Calibrate your compasses: the journey is just beginning for a precocious world traveler with a trademark hairdo and his loyal canine companion. The Adventures of Tintin, which premiered in Brussels on October 22, hits U.S. theatres on December 21. The Paramount and Columbia Pictures film, which uses 3D performance-capture technology, is directed by Steven Spielberg, produced by Peter Jackson, and stars Jamie Bell, Andy Serkis, and Daniel Craig. According to Box Office Mojo, international ticket sales have already surpassed $200 million.
The film is based upon the beloved Belgian comic book series by Georges Remi (1907–1983), who wrote using the pen name Hergé. The Tintin books are characterized by Hergé’s distinctive “ligne claire” ink-and-watercolor illustrations, and by recurring themes of espionage, swashbuckling, and science fiction. The books are also known for their slapstick humor, attention to current and historical events, and expansive geographical settings.
The Adventures of Tintin incorporates story lines from three of the 24 original books: The Crab with the Golden Claws (1941), The Secret of the Unicorn (1943), and Red Rackham’s Treasure (1944). Fans can visit the official Tintin Web site to learn more about Hergé, the history behind the series, and to view the film trailer.
The big-screen adventure kicks off when young reporter Tintin purchases a model of a sunken ship called the Unicorn at a market in Europe, and quickly discovers that nefarious characters are anxious to get their hands on it. After the model ship reveals a hidden message, Tintin and his fox terrier, Snowy, become embroiled in a globe-spanning race in search of the lost Unicorn.
While the film is geared toward a younger audience, nostalgia may draw adults who grew up reading the comics. Serious Tintinologists can find a detailed behind-the-scenes look at the film in The Art of the Adventures of Tintin (Harper Design, Nov.) by Chris Guise, the lead concept designer for the film, in conjunction with the film’s New Zealand-based visual effects company, Weta Digital. The book chronicles the process of adapting Tintin’s world from page to screen, while featuring photographs, artwork, and forewords by Steven Spielberg and Peter Jackson. The book will also be released as an iPad app on December 16 with additional content, including character animations and audio commentary.
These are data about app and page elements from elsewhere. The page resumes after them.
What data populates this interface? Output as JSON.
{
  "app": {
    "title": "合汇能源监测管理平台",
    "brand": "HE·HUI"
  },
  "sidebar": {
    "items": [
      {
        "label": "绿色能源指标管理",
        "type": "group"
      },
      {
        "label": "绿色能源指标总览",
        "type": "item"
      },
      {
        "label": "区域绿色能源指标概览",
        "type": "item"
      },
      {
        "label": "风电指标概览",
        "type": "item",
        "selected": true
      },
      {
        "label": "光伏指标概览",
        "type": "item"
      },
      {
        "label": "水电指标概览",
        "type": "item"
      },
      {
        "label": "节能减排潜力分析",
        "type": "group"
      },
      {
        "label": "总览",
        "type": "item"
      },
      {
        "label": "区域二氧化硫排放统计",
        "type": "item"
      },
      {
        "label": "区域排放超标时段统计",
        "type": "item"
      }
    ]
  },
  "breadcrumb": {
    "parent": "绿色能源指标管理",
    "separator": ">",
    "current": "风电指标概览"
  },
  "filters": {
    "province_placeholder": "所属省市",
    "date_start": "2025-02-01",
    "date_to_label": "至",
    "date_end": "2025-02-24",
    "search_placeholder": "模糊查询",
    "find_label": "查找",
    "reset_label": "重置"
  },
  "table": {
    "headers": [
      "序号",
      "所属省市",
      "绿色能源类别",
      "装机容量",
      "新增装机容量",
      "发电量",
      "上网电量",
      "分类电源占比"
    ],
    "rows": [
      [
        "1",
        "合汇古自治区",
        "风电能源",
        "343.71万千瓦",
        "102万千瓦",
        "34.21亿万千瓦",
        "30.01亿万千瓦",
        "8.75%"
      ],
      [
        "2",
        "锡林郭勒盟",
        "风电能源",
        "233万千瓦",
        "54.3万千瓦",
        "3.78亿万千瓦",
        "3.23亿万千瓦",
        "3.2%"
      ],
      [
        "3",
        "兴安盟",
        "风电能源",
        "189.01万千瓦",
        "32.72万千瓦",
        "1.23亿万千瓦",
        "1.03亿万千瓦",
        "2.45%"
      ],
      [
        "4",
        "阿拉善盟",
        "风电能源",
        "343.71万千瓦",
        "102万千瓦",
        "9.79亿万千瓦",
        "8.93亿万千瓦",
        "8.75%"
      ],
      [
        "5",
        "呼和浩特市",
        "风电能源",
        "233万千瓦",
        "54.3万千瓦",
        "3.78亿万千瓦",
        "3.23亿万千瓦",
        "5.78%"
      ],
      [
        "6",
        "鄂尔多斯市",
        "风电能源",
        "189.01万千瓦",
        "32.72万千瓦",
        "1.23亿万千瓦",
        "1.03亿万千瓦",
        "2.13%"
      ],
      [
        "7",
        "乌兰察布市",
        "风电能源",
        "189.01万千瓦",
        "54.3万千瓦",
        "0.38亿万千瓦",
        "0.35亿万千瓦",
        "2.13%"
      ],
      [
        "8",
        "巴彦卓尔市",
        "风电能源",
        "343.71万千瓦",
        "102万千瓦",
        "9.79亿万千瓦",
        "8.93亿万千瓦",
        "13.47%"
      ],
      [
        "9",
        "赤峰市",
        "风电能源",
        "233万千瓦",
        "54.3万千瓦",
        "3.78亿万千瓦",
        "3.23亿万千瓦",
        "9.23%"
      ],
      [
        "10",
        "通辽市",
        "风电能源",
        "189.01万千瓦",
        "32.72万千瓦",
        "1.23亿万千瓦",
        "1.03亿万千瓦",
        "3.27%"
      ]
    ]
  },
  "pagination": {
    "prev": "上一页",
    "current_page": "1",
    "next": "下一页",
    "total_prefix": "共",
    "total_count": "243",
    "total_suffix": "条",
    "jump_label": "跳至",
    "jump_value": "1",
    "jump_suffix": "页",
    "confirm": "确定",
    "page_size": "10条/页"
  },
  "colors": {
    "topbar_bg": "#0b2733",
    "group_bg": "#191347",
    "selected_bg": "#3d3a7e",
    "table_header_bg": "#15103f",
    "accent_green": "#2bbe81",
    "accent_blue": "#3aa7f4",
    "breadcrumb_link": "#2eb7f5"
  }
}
Tie-Ins and New Editions Hit the Shelves
Little, Brown, U.S. publisher for the Tintin books, is planning a comprehensive Tintin publishing program that targets multiple age groups. The books include a series of young reader editions which feature the original covers and comics, along with new materials, such as introductions to characters and background for each story. Six of the Adventures of Tintin Young Readers Editions have already been released, including The Secret of the Unicorn, Red Rackham’s Treasure, and The Blue Lotus. Pubbing this month are The Black Island and King Ottokar’s Sceptre.
Little, Brown’s movie tie-in books, which were released in November, include Tintin’s Daring Escape, an original storybook; The Adventures of Tintin: The Chapter Book; and two additional trade paperback early readers, Danger at Sea and The Mystery of the Missing Wallet, all containing movie stills. Last month, Little, Brown also published a full-length novelization of the film, adapted by Alex Irvine.
According to Little, Brown, the series has sold more than 230 million copies internationally and has been translated into over 80 languages; Little, Brown has sold more than three million copies of the books domestically. Though the level of Tintin fandom in Europe has never been matched by an American audience, Andrew Smith, v-p and deputy publisher of LBYR, predicts that the film will spark interest among “nostalgic fans and kids and adults coming to the series for the first time. We definitely expect Tintin’s popularity to grow enormously in the U.S.”